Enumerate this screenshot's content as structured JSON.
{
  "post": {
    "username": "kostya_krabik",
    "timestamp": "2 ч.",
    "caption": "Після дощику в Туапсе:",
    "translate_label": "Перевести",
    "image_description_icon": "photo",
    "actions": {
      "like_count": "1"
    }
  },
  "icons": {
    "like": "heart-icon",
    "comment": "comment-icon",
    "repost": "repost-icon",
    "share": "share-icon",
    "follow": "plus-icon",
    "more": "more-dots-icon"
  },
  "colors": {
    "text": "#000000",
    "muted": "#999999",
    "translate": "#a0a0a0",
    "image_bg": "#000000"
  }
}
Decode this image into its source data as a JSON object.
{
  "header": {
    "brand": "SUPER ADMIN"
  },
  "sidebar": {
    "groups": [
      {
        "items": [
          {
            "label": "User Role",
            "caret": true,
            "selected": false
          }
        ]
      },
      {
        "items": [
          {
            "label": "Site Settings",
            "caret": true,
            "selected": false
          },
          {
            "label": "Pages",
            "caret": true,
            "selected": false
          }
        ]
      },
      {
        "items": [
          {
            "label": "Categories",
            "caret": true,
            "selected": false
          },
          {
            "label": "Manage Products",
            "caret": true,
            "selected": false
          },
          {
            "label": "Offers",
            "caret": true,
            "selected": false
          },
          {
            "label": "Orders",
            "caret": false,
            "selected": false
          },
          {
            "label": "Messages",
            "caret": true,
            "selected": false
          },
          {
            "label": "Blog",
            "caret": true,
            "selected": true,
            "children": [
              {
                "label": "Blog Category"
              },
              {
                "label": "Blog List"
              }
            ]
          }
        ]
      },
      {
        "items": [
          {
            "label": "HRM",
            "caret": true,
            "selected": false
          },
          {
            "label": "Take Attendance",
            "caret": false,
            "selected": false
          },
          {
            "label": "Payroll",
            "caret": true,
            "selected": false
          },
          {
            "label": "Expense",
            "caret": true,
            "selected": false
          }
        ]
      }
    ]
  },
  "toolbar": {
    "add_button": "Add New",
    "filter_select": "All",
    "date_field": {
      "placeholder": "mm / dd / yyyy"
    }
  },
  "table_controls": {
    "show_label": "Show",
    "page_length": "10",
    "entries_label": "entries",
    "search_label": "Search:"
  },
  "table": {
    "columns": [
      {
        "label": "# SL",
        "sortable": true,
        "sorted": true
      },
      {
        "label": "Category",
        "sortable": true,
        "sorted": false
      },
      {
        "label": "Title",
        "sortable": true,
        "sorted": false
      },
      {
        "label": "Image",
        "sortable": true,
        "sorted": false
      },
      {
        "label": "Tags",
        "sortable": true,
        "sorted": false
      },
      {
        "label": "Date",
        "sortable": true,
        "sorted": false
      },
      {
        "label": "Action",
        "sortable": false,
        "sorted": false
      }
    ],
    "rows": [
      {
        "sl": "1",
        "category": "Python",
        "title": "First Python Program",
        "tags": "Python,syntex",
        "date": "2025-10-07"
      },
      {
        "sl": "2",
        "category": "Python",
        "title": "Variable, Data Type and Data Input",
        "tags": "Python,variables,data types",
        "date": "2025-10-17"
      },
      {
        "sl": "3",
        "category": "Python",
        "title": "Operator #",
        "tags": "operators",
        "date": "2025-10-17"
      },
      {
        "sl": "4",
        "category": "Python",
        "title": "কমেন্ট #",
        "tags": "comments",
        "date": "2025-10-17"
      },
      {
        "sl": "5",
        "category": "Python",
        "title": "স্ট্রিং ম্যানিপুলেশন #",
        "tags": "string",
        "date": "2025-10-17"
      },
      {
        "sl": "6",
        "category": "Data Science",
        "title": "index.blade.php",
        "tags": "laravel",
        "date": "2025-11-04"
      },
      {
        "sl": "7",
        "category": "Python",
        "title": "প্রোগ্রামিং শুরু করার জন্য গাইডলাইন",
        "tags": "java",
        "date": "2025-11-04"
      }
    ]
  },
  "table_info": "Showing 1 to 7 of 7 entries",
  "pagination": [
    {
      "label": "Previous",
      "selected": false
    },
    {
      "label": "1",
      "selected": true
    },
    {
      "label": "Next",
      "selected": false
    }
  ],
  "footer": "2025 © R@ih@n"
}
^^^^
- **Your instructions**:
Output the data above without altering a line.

- **Solution below**:
Enumerate this screenshot's content as structured JSON.
{
  "post": {
    "username": "kostya_krabik",
    "timestamp": "2 ч.",
    "caption": "Після дощику в Туапсе:",
    "translate_label": "Перевести",
    "image_description_icon": "photo",
    "actions": {
      "like_count": "1"
    }
  },
  "icons": {
    "like": "heart-icon",
    "comment": "comment-icon",
    "repost": "repost-icon",
    "share": "share-icon",
    "follow": "plus-icon",
    "more": "more-dots-icon"
  },
  "colors": {
    "text": "#000000",
    "muted": "#999999",
    "translate": "#a0a0a0",
    "image_bg": "#000000"
  }
}
Decode this image into its source data as a JSON object.
{
  "header": {
    "brand": "SUPER ADMIN"
  },
  "sidebar": {
    "groups": [
      {
        "items": [
          {
            "label": "User Role",
            "caret": true,
            "selected": false
          }
        ]
      },
      {
        "items": [
          {
            "label": "Site Settings",
            "caret": true,
            "selected": false
          },
          {
            "label": "Pages",
            "caret": true,
            "selected": false
          }
        ]
      },
      {
        "items": [
          {
            "label": "Categories",
            "caret": true,
            "selected": false
          },
          {
            "label": "Manage Products",
            "caret": true,
            "selected": false
          },
          {
            "label": "Offers",
            "caret": true,
            "selected": false
          },
          {
            "label": "Orders",
            "caret": false,
            "selected": false
          },
          {
            "label": "Messages",
            "caret": true,
            "selected": false
          },
          {
            "label": "Blog",
            "caret": true,
            "selected": true,
            "children": [
              {
                "label": "Blog Category"
              },
              {
                "label": "Blog List"
              }
            ]
          }
        ]
      },
      {
        "items": [
          {
            "label": "HRM",
            "caret": true,
            "selected": false
          },
          {
            "label": "Take Attendance",
            "caret": false,
            "selected": false
          },
          {
            "label": "Payroll",
            "caret": true,
            "selected": false
          },
          {
            "label": "Expense",
            "caret": true,
            "selected": false
          }
        ]
      }
    ]
  },
  "toolbar": {
    "add_button": "Add New",
    "filter_select": "All",
    "date_field": {
      "placeholder": "mm / dd / yyyy"
    }
  },
  "table_controls": {
    "show_label": "Show",
    "page_length": "10",
    "entries_label": "entries",
    "search_label": "Search:"
  },
  "table": {
    "columns": [
      {
        "label": "# SL",
        "sortable": true,
        "sorted": true
      },
      {
        "label": "Category",
        "sortable": true,
        "sorted": false
      },
      {
        "label": "Title",
        "sortable": true,
        "sorted": false
      },
      {
        "label": "Image",
        "sortable": true,
        "sorted": false
      },
      {
        "label": "Tags",
        "sortable": true,
        "sorted": false
      },
      {
        "label": "Date",
        "sortable": true,
        "sorted": false
      },
      {
        "label": "Action",
        "sortable": false,
        "sorted": false
      }
    ],
    "rows": [
      {
        "sl": "1",
        "category": "Python",
        "title": "First Python Program",
        "tags": "Python,syntex",
        "date": "2025-10-07"
      },
      {
        "sl": "2",
        "category": "Python",
        "title": "Variable, Data Type and Data Input",
        "tags": "Python,variables,data types",
        "date": "2025-10-17"
      },
      {
        "sl": "3",
        "category": "Python",
        "title": "Operator #",
        "tags": "operators",
        "date": "2025-10-17"
      },
      {
        "sl": "4",
        "category": "Python",
        "title": "কমেন্ট #",
        "tags": "comments",
        "date": "2025-10-17"
      },
      {
        "sl": "5",
        "category": "Python",
        "title": "স্ট্রিং ম্যানিপুলেশন #",
        "tags": "string",
        "date": "2025-10-17"
      },
      {
        "sl": "6",
        "category": "Data Science",
        "title": "index.blade.php",
        "tags": "laravel",
        "date": "2025-11-04"
      },
      {
        "sl": "7",
        "category": "Python",
        "title": "প্রোগ্রামিং শুরু করার জন্য গাইডলাইন",
        "tags": "java",
        "date": "2025-11-04"
      }
    ]
  },
  "table_info": "Showing 1 to 7 of 7 entries",
  "pagination": [
    {
      "label": "Previous",
      "selected": false
    },
    {
      "label": "1",
      "selected": true
    },
    {
      "label": "Next",
      "selected": false
    }
  ],
  "footer": "2025 © R@ih@n"
}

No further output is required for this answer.